Detective on trial for the alleged forgery of DPP letter
A detective has gone on trial accused of forging a letter from the Director of Public Prosecutions in relation to the investigation of a priest accused of sexual abuse.
Detective Garda Catherine McGowan has pleaded not guilty to one count of forgery on January 15, 2009 at Bray Garda Station where she is based.
She also pleaded not guilty to two counts of using a false instrument at Bray and Harcourt Street Garda Stations between June 21 and 22, 2011.
The instrument is alleged to have been a letter from the office of the DPP dated January 14, 2009.
In his opening speech to the jury, prosecuting counsel Alex Owens SC said that Gda McGowan had forged the letter to "hoodwink" gardaí who were reviewing whether she had acted properly in investigating allegations of sexual abuse by a priest of a teenage girl.
The investigation of Gda McGowan's handling of the case was prompted by the publication of the Murphy Report, which investigated clerical sexual abuse in the Dublin area. The priest in Gda McGowan's case was one of the clerics mentioned in the report.
Counsel said the jury will hear evidence of a copy of a letter, supposedly from the DPP, which directed prosecution of the priest would be "impossible" because of "conjecture" in the alleged victim's statement.
"This document is not genuine, it is a bogus document," Mr Owens said. "It is a copy of an original that never existed."
Counsel said there will be evidence that Gda McGowan (48) never sent the case file to anyone including the DPP, Chief State Solicitor or her superintendent. The first witness, Sergeant Diane Swift, told the jury that a special task force was set up in the aftermath of the Murphy Report by the garda commissioner to investigate how sex abuse cases were handled by the church and state authorities.
Sgt Swift said the unit investigated allegations in relation to 46 priests named in the Murphy report and that she was assigned one priest who had 500 documents relating to allegations against him.
The sergeant said she contacted Gda McGowan who said she was still working on the case, but "that it was going nowhere anyway". The accused allegedly later told Sgt Swift she believed the complainant was 18 at the time of the sexual encounters.
The sergeant requested the investigative file from the case and any directions that had been received from the DPP.
Sgt Swift told counsel that she received statements relating to the abuse case and a photocopy of a letter purporting to be from the office of the DPP.
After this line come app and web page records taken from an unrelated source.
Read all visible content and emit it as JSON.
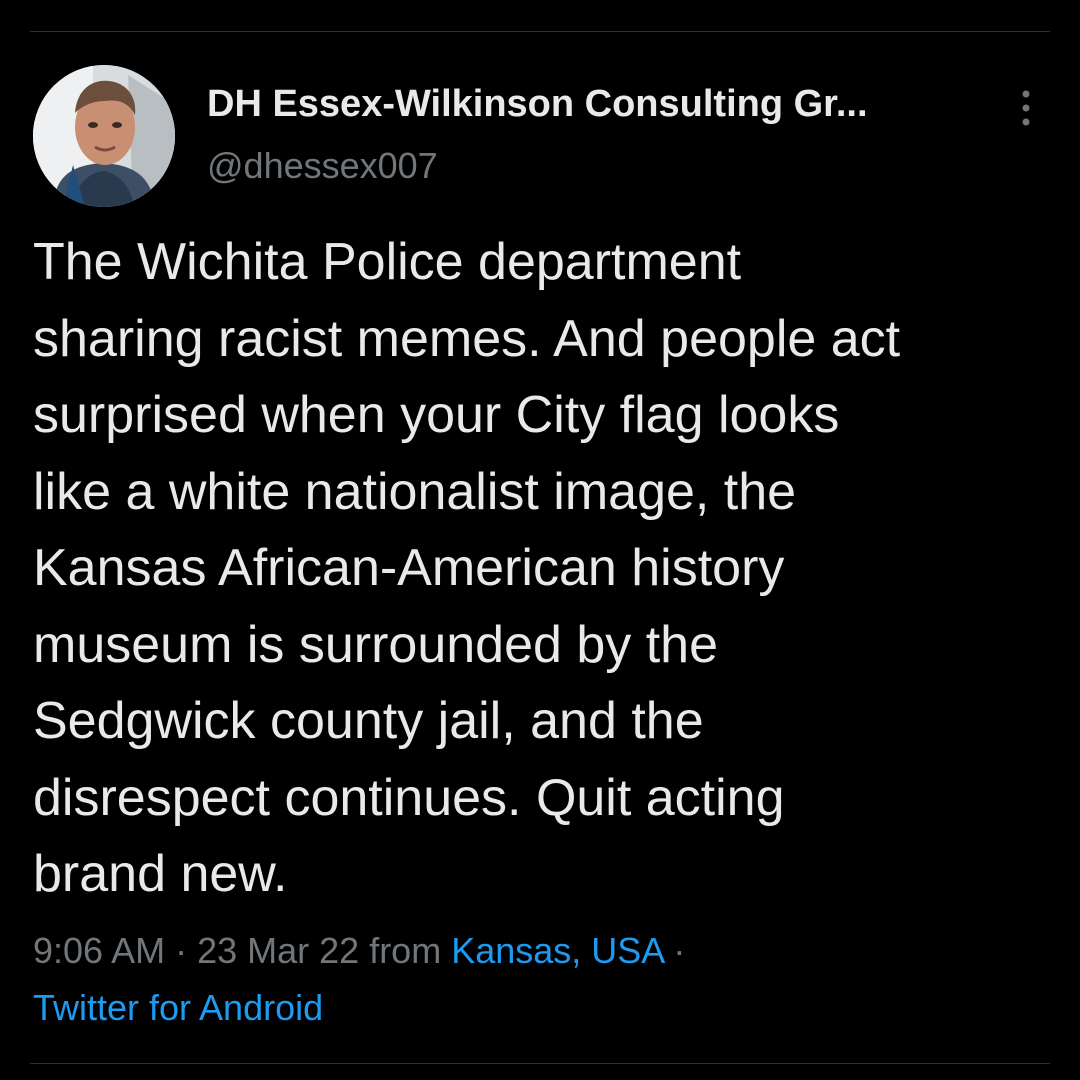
{
  "tweet": {
    "author": {
      "display_name": "DH Essex-Wilkinson Consulting Gr...",
      "handle": "@dhessex007",
      "avatar_icon": "user-avatar-photo"
    },
    "more_icon": "vertical-ellipsis-icon",
    "text": "The Wichita Police department\nsharing racist memes. And people act\nsurprised when your City flag looks\nlike a white nationalist image, the\nKansas African-American history\nmuseum is surrounded by the\nSedgwick county jail, and the\ndisrespect continues. Quit acting\nbrand new.",
    "meta": {
      "time": "9:06 AM",
      "separator": " · ",
      "date": "23 Mar 22",
      "from_text": " from ",
      "location": "Kansas, USA",
      "trailing_separator": " ·",
      "source": "Twitter for Android"
    }
  },
  "colors": {
    "background": "#000000",
    "primary_text": "#e7e9ea",
    "secondary_text": "#71767b",
    "link": "#1d9bf0",
    "divider": "#2f3336"
  }
}
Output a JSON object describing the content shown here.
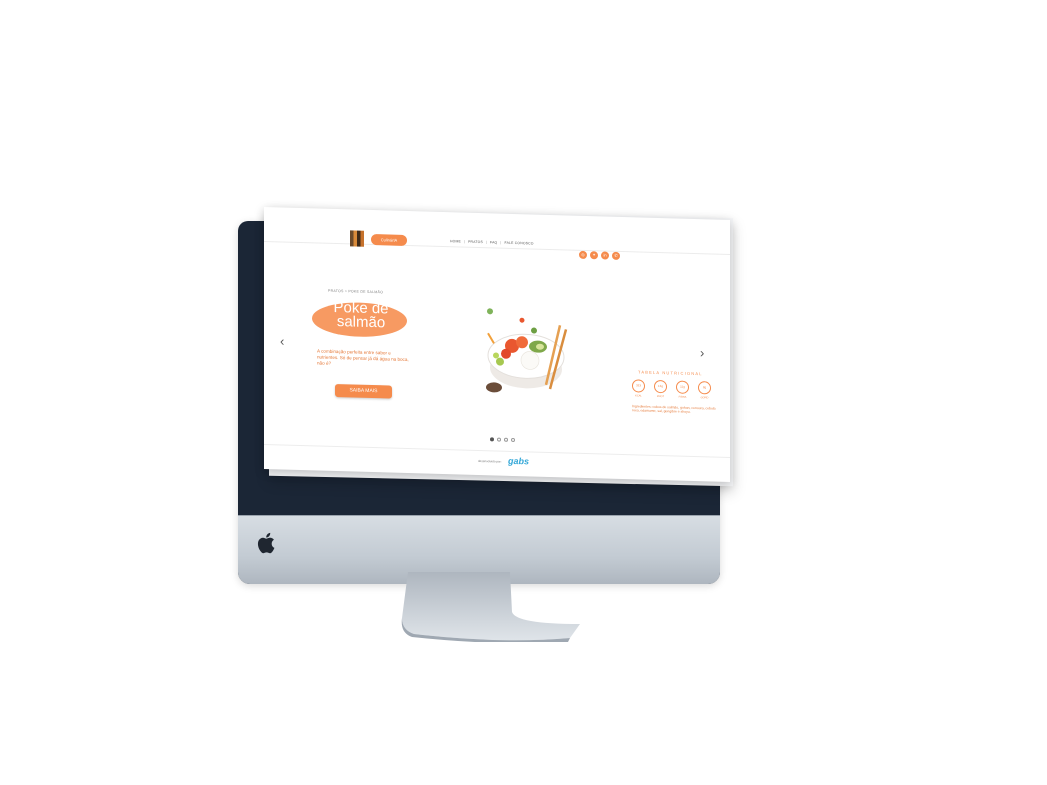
{
  "site": {
    "logo_text": "CulinárIA",
    "nav": [
      "HOME",
      "PRATOS",
      "FAQ",
      "FALE CONOSCO"
    ],
    "socials": [
      "instagram-icon",
      "twitter-icon",
      "linkedin-icon",
      "whatsapp-icon"
    ]
  },
  "hero": {
    "breadcrumb": "PRATOS > POKE DE SALMÃO",
    "title": "Poke de salmão",
    "description": "A combinação perfeita entre sabor e nutrientes. Só de pensar já dá água na boca, não é?",
    "cta_label": "SAIBA MAIS",
    "prev_arrow": "‹",
    "next_arrow": "›"
  },
  "nutrition": {
    "title": "TABELA NUTRICIONAL",
    "items": [
      {
        "value": "333",
        "label": "KCAL"
      },
      {
        "value": "13g",
        "label": "PROT"
      },
      {
        "value": "11g",
        "label": "FIBRA"
      },
      {
        "value": "8g",
        "label": "GORD"
      }
    ],
    "ingredients": "Ingredientes: cubos de salmão, gohan, cenoura, cebola roxa, edamame, sal, gengibre e shoyu."
  },
  "carousel": {
    "slides": 4,
    "active_index": 0
  },
  "footer": {
    "text": "desenvolvido por:",
    "brand": "gabs"
  },
  "colors": {
    "accent": "#f58b4c",
    "frame": "#1b2636",
    "stand": "#c3cbd3"
  }
}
Sgt Swift said she passed it on to the exhibits officer.
The trial continues before Judge Mary Ellen Ring and a jury of six men and six women.